Start of Block
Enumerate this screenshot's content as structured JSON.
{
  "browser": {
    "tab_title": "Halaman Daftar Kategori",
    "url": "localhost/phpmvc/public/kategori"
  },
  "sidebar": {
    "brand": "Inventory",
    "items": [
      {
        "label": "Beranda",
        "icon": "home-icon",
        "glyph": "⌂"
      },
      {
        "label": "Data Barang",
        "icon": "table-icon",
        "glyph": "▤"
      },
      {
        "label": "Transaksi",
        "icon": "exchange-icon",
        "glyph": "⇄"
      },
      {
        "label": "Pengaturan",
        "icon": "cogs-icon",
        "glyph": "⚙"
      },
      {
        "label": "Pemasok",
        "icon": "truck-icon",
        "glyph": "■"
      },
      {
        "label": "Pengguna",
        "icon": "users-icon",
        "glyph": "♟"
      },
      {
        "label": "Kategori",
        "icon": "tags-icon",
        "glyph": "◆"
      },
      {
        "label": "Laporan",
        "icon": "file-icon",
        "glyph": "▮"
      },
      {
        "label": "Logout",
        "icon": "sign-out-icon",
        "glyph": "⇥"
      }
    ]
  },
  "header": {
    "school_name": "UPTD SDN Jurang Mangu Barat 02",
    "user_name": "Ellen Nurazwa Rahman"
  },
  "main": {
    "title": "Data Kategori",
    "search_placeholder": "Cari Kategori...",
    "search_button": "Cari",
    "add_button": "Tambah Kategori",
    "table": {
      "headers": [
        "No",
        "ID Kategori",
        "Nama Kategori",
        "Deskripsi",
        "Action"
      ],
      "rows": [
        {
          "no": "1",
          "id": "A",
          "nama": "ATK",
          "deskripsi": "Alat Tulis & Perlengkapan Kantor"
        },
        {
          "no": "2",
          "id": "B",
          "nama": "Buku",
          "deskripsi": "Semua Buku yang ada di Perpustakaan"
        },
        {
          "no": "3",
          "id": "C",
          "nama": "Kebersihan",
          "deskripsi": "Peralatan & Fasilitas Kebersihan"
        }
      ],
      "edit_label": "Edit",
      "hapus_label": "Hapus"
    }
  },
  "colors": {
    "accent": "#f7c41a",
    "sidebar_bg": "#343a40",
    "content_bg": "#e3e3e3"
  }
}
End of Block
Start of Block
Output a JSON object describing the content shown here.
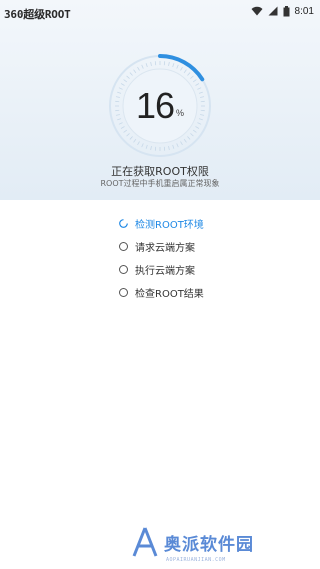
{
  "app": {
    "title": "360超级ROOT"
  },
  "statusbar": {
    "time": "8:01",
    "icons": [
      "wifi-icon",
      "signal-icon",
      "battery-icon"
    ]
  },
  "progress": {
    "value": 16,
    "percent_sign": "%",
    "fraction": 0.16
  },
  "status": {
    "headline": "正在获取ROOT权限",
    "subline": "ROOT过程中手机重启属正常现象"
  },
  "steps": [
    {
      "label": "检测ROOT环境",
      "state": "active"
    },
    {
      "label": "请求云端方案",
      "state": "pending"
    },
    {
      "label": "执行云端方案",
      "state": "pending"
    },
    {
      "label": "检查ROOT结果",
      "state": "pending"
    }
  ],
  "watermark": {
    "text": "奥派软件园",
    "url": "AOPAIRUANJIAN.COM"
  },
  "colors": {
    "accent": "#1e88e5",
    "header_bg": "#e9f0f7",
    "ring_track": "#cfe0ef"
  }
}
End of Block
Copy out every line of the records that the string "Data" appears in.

        "label": "Data Barang",
    "title": "Data Kategori",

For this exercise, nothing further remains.